What you will do: All entries below must be written out verbatim, and the images must be dropped.

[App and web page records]

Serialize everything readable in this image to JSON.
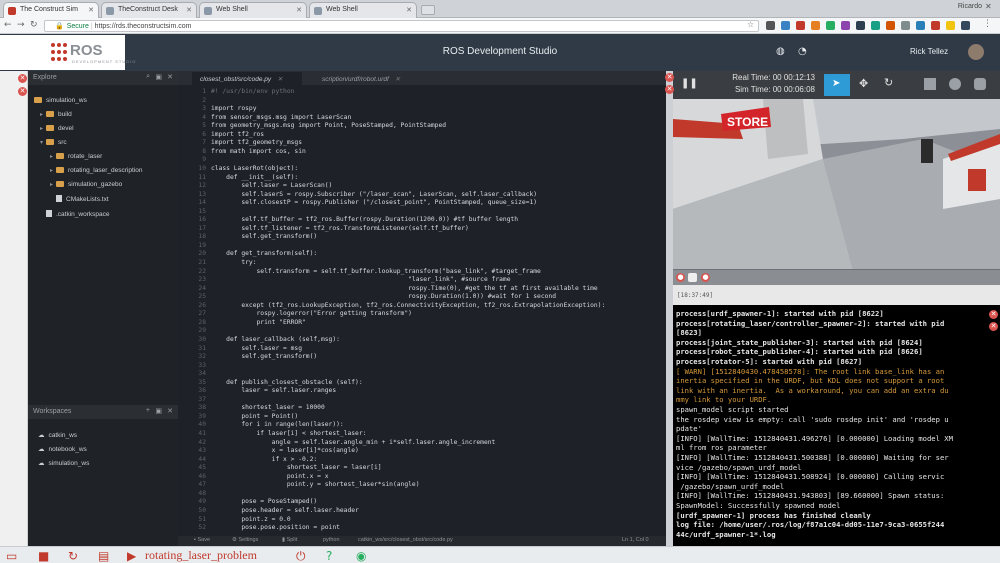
{
  "browser": {
    "tabs": [
      {
        "title": "The Construct Sim"
      },
      {
        "title": "TheConstruct Desk"
      },
      {
        "title": "Web Shell"
      },
      {
        "title": "Web Shell"
      }
    ],
    "user": "Ricardo",
    "secure_label": "Secure",
    "url": "https://rds.theconstructsim.com"
  },
  "app": {
    "logo_text": "ROS",
    "logo_sub": "DEVELOPMENT STUDIO",
    "title": "ROS Development Studio",
    "user_name": "Rick Tellez"
  },
  "explorer": {
    "header": "Explore",
    "items": [
      {
        "label": "simulation_ws",
        "type": "folder"
      },
      {
        "label": "build",
        "type": "folder"
      },
      {
        "label": "devel",
        "type": "folder"
      },
      {
        "label": "src",
        "type": "folder"
      },
      {
        "label": "rotate_laser",
        "type": "folder"
      },
      {
        "label": "rotating_laser_description",
        "type": "folder"
      },
      {
        "label": "simulation_gazebo",
        "type": "folder"
      },
      {
        "label": "CMakeLists.txt",
        "type": "file"
      },
      {
        "label": ".catkin_workspace",
        "type": "file"
      }
    ],
    "workspaces_header": "Workspaces",
    "workspaces": [
      "catkin_ws",
      "notebook_ws",
      "simulation_ws"
    ]
  },
  "editor": {
    "tabs": [
      {
        "label": "closest_obst/src/code.py"
      },
      {
        "label": "scription/urdf/robot.urdf"
      }
    ],
    "lines": [
      "#! /usr/bin/env python",
      "",
      "import rospy",
      "from sensor_msgs.msg import LaserScan",
      "from geometry_msgs.msg import Point, PoseStamped, PointStamped",
      "import tf2_ros",
      "import tf2_geometry_msgs",
      "from math import cos, sin",
      "",
      "class LaserRot(object):",
      "    def __init__(self):",
      "        self.laser = LaserScan()",
      "        self.laserS = rospy.Subscriber (\"/laser_scan\", LaserScan, self.laser_callback)",
      "        self.closestP = rospy.Publisher (\"/closest_point\", PointStamped, queue_size=1)",
      "",
      "        self.tf_buffer = tf2_ros.Buffer(rospy.Duration(1200.0)) #tf buffer length",
      "        self.tf_listener = tf2_ros.TransformListener(self.tf_buffer)",
      "        self.get_transform()",
      "",
      "    def get_transform(self):",
      "        try:",
      "            self.transform = self.tf_buffer.lookup_transform(\"base_link\", #target_frame",
      "                                                    \"laser_link\", #source frame",
      "                                                    rospy.Time(0), #get the tf at first available time",
      "                                                    rospy.Duration(1.0)) #wait for 1 second",
      "        except (tf2_ros.LookupException, tf2_ros.ConnectivityException, tf2_ros.ExtrapolationException):",
      "            rospy.logerror(\"Error getting transform\")",
      "            print \"ERROR\"",
      "",
      "    def laser_callback (self,msg):",
      "        self.laser = msg",
      "        self.get_transform()",
      "",
      "",
      "    def publish_closest_obstacle (self):",
      "        laser = self.laser.ranges",
      "",
      "        shortest_laser = 10000",
      "        point = Point()",
      "        for i in range(len(laser)):",
      "            if laser[i] < shortest_laser:",
      "                angle = self.laser.angle_min + i*self.laser.angle_increment",
      "                x = laser[i]*cos(angle)",
      "                if x > -0.2:",
      "                    shortest_laser = laser[i]",
      "                    point.x = x",
      "                    point.y = shortest_laser*sin(angle)",
      "",
      "        pose = PoseStamped()",
      "        pose.header = self.laser.header",
      "        point.z = 0.0",
      "        pose.pose.position = point"
    ],
    "status": {
      "save": "Save",
      "settings": "Settings",
      "split": "Split",
      "language": "python",
      "path": "catkin_ws/src/closest_obst/src/code.py",
      "position": "Ln 1, Col 0"
    }
  },
  "gazebo": {
    "real_time_label": "Real Time:",
    "real_time": "00 00:12:13",
    "sim_time_label": "Sim Time:",
    "sim_time": "00 00:06:08",
    "store_sign": "STORE",
    "log_timestamp": "[18:37:49]"
  },
  "terminal": {
    "lines": [
      {
        "text": "process[urdf_spawner-1]: started with pid [8622]",
        "kind": "b"
      },
      {
        "text": "process[rotating_laser/controller_spawner-2]: started with pid",
        "kind": "b"
      },
      {
        "text": "[8623]",
        "kind": "b"
      },
      {
        "text": "process[joint_state_publisher-3]: started with pid [8624]",
        "kind": "b"
      },
      {
        "text": "process[robot_state_publisher-4]: started with pid [8626]",
        "kind": "b"
      },
      {
        "text": "process[rotator-5]: started with pid [8627]",
        "kind": "b"
      },
      {
        "text": "[ WARN] [1512840430.478458578]: The root link base_link has an",
        "kind": "w"
      },
      {
        "text": "inertia specified in the URDF, but KDL does not support a root",
        "kind": "w"
      },
      {
        "text": "link with an inertia.  As a workaround, you can add an extra du",
        "kind": "w"
      },
      {
        "text": "mmy link to your URDF.",
        "kind": "w"
      },
      {
        "text": "spawn_model script started",
        "kind": "n"
      },
      {
        "text": "the rosdep view is empty: call 'sudo rosdep init' and 'rosdep u",
        "kind": "n"
      },
      {
        "text": "pdate'",
        "kind": "n"
      },
      {
        "text": "[INFO] [WallTime: 1512840431.496276] [0.000000] Loading model XM",
        "kind": "n"
      },
      {
        "text": "ml from ros parameter",
        "kind": "n"
      },
      {
        "text": "[INFO] [WallTime: 1512840431.500388] [0.000000] Waiting for ser",
        "kind": "n"
      },
      {
        "text": "vice /gazebo/spawn_urdf_model",
        "kind": "n"
      },
      {
        "text": "[INFO] [WallTime: 1512840431.508924] [0.000000] Calling servic",
        "kind": "n"
      },
      {
        "text": " /gazebo/spawn_urdf_model",
        "kind": "n"
      },
      {
        "text": "[INFO] [WallTime: 1512840431.943803] [89.660000] Spawn status:",
        "kind": "n"
      },
      {
        "text": "SpawnModel: Successfully spawned model",
        "kind": "n"
      },
      {
        "text": "[urdf_spawner-1] process has finished cleanly",
        "kind": "b"
      },
      {
        "text": "log file: /home/user/.ros/log/f87a1c04-dd05-11e7-9ca3-0655f244",
        "kind": "b"
      },
      {
        "text": "44c/urdf_spawner-1*.log",
        "kind": "b"
      }
    ]
  },
  "bottom": {
    "problem_name": "rotating_laser_problem"
  },
  "colors": {
    "app_header": "#2f3a46",
    "accent_red": "#c0392b",
    "explorer_bg": "#1f2226",
    "editor_bg": "#1e2127",
    "terminal_bg": "#000000"
  }
}
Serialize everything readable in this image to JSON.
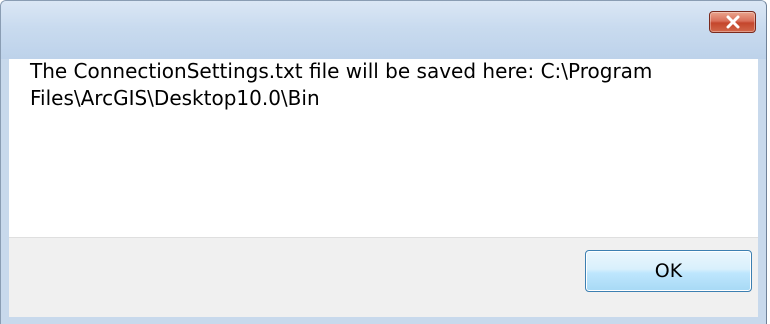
{
  "dialog": {
    "close_icon": "close-icon",
    "message": "The ConnectionSettings.txt file will be saved here: C:\\Program Files\\ArcGIS\\Desktop10.0\\Bin",
    "ok_label": "OK"
  },
  "colors": {
    "frame": "#c8d9ec",
    "close_button": "#c4462c",
    "footer": "#f0f0f0",
    "ok_button_border": "#3c7fb1"
  }
}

Task output:
Serialize everything readable in this image to JSON.
{
  "browser": {
    "tabs": [
      {
        "title": "The Construct Sim"
      },
      {
        "title": "TheConstruct Desk"
      },
      {
        "title": "Web Shell"
      },
      {
        "title": "Web Shell"
      }
    ],
    "user": "Ricardo",
    "secure_label": "Secure",
    "url": "https://rds.theconstructsim.com"
  },
  "app": {
    "logo_text": "ROS",
    "logo_sub": "DEVELOPMENT STUDIO",
    "title": "ROS Development Studio",
    "user_name": "Rick Tellez"
  },
  "explorer": {
    "header": "Explore",
    "items": [
      {
        "label": "simulation_ws",
        "type": "folder"
      },
      {
        "label": "build",
        "type": "folder"
      },
      {
        "label": "devel",
        "type": "folder"
      },
      {
        "label": "src",
        "type": "folder"
      },
      {
        "label": "rotate_laser",
        "type": "folder"
      },
      {
        "label": "rotating_laser_description",
        "type": "folder"
      },
      {
        "label": "simulation_gazebo",
        "type": "folder"
      },
      {
        "label": "CMakeLists.txt",
        "type": "file"
      },
      {
        "label": ".catkin_workspace",
        "type": "file"
      }
    ],
    "workspaces_header": "Workspaces",
    "workspaces": [
      "catkin_ws",
      "notebook_ws",
      "simulation_ws"
    ]
  },
  "editor": {
    "tabs": [
      {
        "label": "closest_obst/src/code.py"
      },
      {
        "label": "scription/urdf/robot.urdf"
      }
    ],
    "lines": [
      "#! /usr/bin/env python",
      "",
      "import rospy",
      "from sensor_msgs.msg import LaserScan",
      "from geometry_msgs.msg import Point, PoseStamped, PointStamped",
      "import tf2_ros",
      "import tf2_geometry_msgs",
      "from math import cos, sin",
      "",
      "class LaserRot(object):",
      "    def __init__(self):",
      "        self.laser = LaserScan()",
      "        self.laserS = rospy.Subscriber (\"/laser_scan\", LaserScan, self.laser_callback)",
      "        self.closestP = rospy.Publisher (\"/closest_point\", PointStamped, queue_size=1)",
      "",
      "        self.tf_buffer = tf2_ros.Buffer(rospy.Duration(1200.0)) #tf buffer length",
      "        self.tf_listener = tf2_ros.TransformListener(self.tf_buffer)",
      "        self.get_transform()",
      "",
      "    def get_transform(self):",
      "        try:",
      "            self.transform = self.tf_buffer.lookup_transform(\"base_link\", #target_frame",
      "                                                    \"laser_link\", #source frame",
      "                                                    rospy.Time(0), #get the tf at first available time",
      "                                                    rospy.Duration(1.0)) #wait for 1 second",
      "        except (tf2_ros.LookupException, tf2_ros.ConnectivityException, tf2_ros.ExtrapolationException):",
      "            rospy.logerror(\"Error getting transform\")",
      "            print \"ERROR\"",
      "",
      "    def laser_callback (self,msg):",
      "        self.laser = msg",
      "        self.get_transform()",
      "",
      "",
      "    def publish_closest_obstacle (self):",
      "        laser = self.laser.ranges",
      "",
      "        shortest_laser = 10000",
      "        point = Point()",
      "        for i in range(len(laser)):",
      "            if laser[i] < shortest_laser:",
      "                angle = self.laser.angle_min + i*self.laser.angle_increment",
      "                x = laser[i]*cos(angle)",
      "                if x > -0.2:",
      "                    shortest_laser = laser[i]",
      "                    point.x = x",
      "                    point.y = shortest_laser*sin(angle)",
      "",
      "        pose = PoseStamped()",
      "        pose.header = self.laser.header",
      "        point.z = 0.0",
      "        pose.pose.position = point"
    ],
    "status": {
      "save": "Save",
      "settings": "Settings",
      "split": "Split",
      "language": "python",
      "path": "catkin_ws/src/closest_obst/src/code.py",
      "position": "Ln 1, Col 0"
    }
  },
  "gazebo": {
    "real_time_label": "Real Time:",
    "real_time": "00 00:12:13",
    "sim_time_label": "Sim Time:",
    "sim_time": "00 00:06:08",
    "store_sign": "STORE",
    "log_timestamp": "[18:37:49]"
  },
  "terminal": {
    "lines": [
      {
        "text": "process[urdf_spawner-1]: started with pid [8622]",
        "kind": "b"
      },
      {
        "text": "process[rotating_laser/controller_spawner-2]: started with pid",
        "kind": "b"
      },
      {
        "text": "[8623]",
        "kind": "b"
      },
      {
        "text": "process[joint_state_publisher-3]: started with pid [8624]",
        "kind": "b"
      },
      {
        "text": "process[robot_state_publisher-4]: started with pid [8626]",
        "kind": "b"
      },
      {
        "text": "process[rotator-5]: started with pid [8627]",
        "kind": "b"
      },
      {
        "text": "[ WARN] [1512840430.478458578]: The root link base_link has an",
        "kind": "w"
      },
      {
        "text": "inertia specified in the URDF, but KDL does not support a root",
        "kind": "w"
      },
      {
        "text": "link with an inertia.  As a workaround, you can add an extra du",
        "kind": "w"
      },
      {
        "text": "mmy link to your URDF.",
        "kind": "w"
      },
      {
        "text": "spawn_model script started",
        "kind": "n"
      },
      {
        "text": "the rosdep view is empty: call 'sudo rosdep init' and 'rosdep u",
        "kind": "n"
      },
      {
        "text": "pdate'",
        "kind": "n"
      },
      {
        "text": "[INFO] [WallTime: 1512840431.496276] [0.000000] Loading model XM",
        "kind": "n"
      },
      {
        "text": "ml from ros parameter",
        "kind": "n"
      },
      {
        "text": "[INFO] [WallTime: 1512840431.500388] [0.000000] Waiting for ser",
        "kind": "n"
      },
      {
        "text": "vice /gazebo/spawn_urdf_model",
        "kind": "n"
      },
      {
        "text": "[INFO] [WallTime: 1512840431.508924] [0.000000] Calling servic",
        "kind": "n"
      },
      {
        "text": " /gazebo/spawn_urdf_model",
        "kind": "n"
      },
      {
        "text": "[INFO] [WallTime: 1512840431.943803] [89.660000] Spawn status:",
        "kind": "n"
      },
      {
        "text": "SpawnModel: Successfully spawned model",
        "kind": "n"
      },
      {
        "text": "[urdf_spawner-1] process has finished cleanly",
        "kind": "b"
      },
      {
        "text": "log file: /home/user/.ros/log/f87a1c04-dd05-11e7-9ca3-0655f244",
        "kind": "b"
      },
      {
        "text": "44c/urdf_spawner-1*.log",
        "kind": "b"
      }
    ]
  },
  "bottom": {
    "problem_name": "rotating_laser_problem"
  },
  "colors": {
    "app_header": "#2f3a46",
    "accent_red": "#c0392b",
    "explorer_bg": "#1f2226",
    "editor_bg": "#1e2127",
    "terminal_bg": "#000000"
  }
}
Serialize everything readable in this image to JSON.
{
  "dialog": {
    "close_icon": "close-icon",
    "message": "The ConnectionSettings.txt file will be saved here: C:\\Program Files\\ArcGIS\\Desktop10.0\\Bin",
    "ok_label": "OK"
  },
  "colors": {
    "frame": "#c8d9ec",
    "close_button": "#c4462c",
    "footer": "#f0f0f0",
    "ok_button_border": "#3c7fb1"
  }
}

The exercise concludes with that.